Thursday, July 22, 2010

I think..

The narrative of a person always seems to be in search of a conclusion. It is much like a being the author of a story that changes its outlook and perception with each experience. Thus the split of oneness - the author, the story and the change; here it is the fallacy of what in Hinduism is called the MAYA. The illusion of perception as the defining line for the self where questions such as “who am I” bewilder the human essence.

So what is the outcome of the story? Am I the story or am I the author? Moreover, am I the perception of me as the story or the author or am I the perception of me at the hands of the all pervasive “change”? To thread each of the above questions I must find in me equilibrium much like the perfection of nature. Be the painter, paint and the canvas away form the illusion.

Retrospectively speaking our narrative becomes a juxtaposition of finales that must rise to the occasion as created by us. Yet do they equate to us as our own or does that find itself caught up in deciphering the coded language of desires and wants. Such notions bring us to the tipping point where the self from its basic nature of oneness moves towards the split – as pieces of the puzzle incomplete without the other parts and without the whole. This is the search of such narrative, isn’t it- the whole being?

It is such perception that leads to notions and beliefs that an inconsistency to this general narrative finds us encapsulated in thoughts. Where I am as I thought I was, yet the real seems to address me in a different fashion. The act of playing GOD becomes the very essence of such narratives that pervade the global life. So what is this perception that drives me away from the basic nature of my being?

It is not to address such intricacies in a definitive manner – one cannot explain – yet can derive from the process. It may not be the end that our being struggles for it may be the process. With each experience we find ourselves imprisoned and attached to it, for the purpose of the very narrative. Can I just be; and not search for the definite, the exact – literally the finite? Does it set us free?

I am – am I not?


  1. Fantastic piece.

    Do you think the concept of "Mara": the evil demon that manifested tempting illusions for the Buddha; is derived from the hindu demon of illusions in the material world, Maya?

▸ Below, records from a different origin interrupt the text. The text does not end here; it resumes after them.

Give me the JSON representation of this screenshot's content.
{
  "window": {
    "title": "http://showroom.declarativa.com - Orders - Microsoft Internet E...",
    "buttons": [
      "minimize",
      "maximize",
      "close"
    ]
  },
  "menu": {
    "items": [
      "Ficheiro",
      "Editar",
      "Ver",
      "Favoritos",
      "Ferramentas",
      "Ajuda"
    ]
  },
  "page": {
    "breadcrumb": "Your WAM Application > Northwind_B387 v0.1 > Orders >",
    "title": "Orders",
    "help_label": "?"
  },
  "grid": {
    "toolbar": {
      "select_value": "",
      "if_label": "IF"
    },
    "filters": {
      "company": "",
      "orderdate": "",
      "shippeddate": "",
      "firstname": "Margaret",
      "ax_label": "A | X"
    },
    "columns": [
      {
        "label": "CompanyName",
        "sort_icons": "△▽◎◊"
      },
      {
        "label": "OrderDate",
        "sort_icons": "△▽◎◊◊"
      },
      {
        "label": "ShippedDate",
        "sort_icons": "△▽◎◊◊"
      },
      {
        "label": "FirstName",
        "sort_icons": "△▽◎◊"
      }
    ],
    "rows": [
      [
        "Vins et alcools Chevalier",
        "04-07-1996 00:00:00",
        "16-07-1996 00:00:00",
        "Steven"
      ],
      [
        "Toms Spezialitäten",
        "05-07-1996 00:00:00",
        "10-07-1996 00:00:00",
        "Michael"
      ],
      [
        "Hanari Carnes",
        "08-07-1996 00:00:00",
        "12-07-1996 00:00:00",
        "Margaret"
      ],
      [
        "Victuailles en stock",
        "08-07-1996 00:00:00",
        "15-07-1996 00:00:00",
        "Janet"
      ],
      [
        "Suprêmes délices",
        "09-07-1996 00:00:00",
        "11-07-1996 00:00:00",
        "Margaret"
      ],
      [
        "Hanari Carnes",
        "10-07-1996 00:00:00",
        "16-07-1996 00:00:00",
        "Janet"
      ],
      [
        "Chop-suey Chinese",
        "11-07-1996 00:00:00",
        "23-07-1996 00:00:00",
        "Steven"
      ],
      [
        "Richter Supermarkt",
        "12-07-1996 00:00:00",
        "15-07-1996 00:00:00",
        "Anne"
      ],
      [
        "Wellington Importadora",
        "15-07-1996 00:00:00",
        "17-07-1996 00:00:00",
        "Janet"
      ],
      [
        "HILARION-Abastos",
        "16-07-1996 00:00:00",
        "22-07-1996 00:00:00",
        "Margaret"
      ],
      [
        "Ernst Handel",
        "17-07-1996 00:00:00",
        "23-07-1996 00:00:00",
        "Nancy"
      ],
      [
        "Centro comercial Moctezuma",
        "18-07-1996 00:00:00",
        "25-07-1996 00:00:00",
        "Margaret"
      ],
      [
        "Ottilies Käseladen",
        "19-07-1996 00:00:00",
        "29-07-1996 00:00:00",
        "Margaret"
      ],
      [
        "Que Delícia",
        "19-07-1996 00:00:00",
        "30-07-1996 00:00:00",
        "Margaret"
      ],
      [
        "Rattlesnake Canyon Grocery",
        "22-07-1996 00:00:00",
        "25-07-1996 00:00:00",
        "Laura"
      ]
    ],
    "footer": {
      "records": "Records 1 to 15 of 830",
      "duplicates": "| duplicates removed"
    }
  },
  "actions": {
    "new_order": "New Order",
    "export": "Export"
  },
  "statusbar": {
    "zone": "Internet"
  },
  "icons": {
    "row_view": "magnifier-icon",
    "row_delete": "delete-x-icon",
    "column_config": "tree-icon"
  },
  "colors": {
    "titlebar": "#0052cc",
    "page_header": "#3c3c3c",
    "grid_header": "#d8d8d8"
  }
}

  2. Well, buddha was a hindu prince till he denounced everything and went in search of salvation. so essentially buddhism is an off shoot of hinduism, as in they do have a lot of similarities at the core. Not to say that Buddhism does not possess its own individuality just in terms of Buddha learning like anyone of us from his inherent culture that he was born in.But thats something i would say through psychology and its perspective on childhood experiences.So, i guess would say that Mara and Maya are similar at the core of their theory, if that makes sense.

  3. Yes, of course. That's what I thought. I'd love to read something on the concept of "samsara". Since that has influenced numerous sages from other epochs as well.


    An interesting link I found on some of the basics. Everything maynot be every clear but you will see the basic meaning. Ill post up one on maya too youll be able to link samsara and maya easily then. Ill suggest a couple of books in the meantime.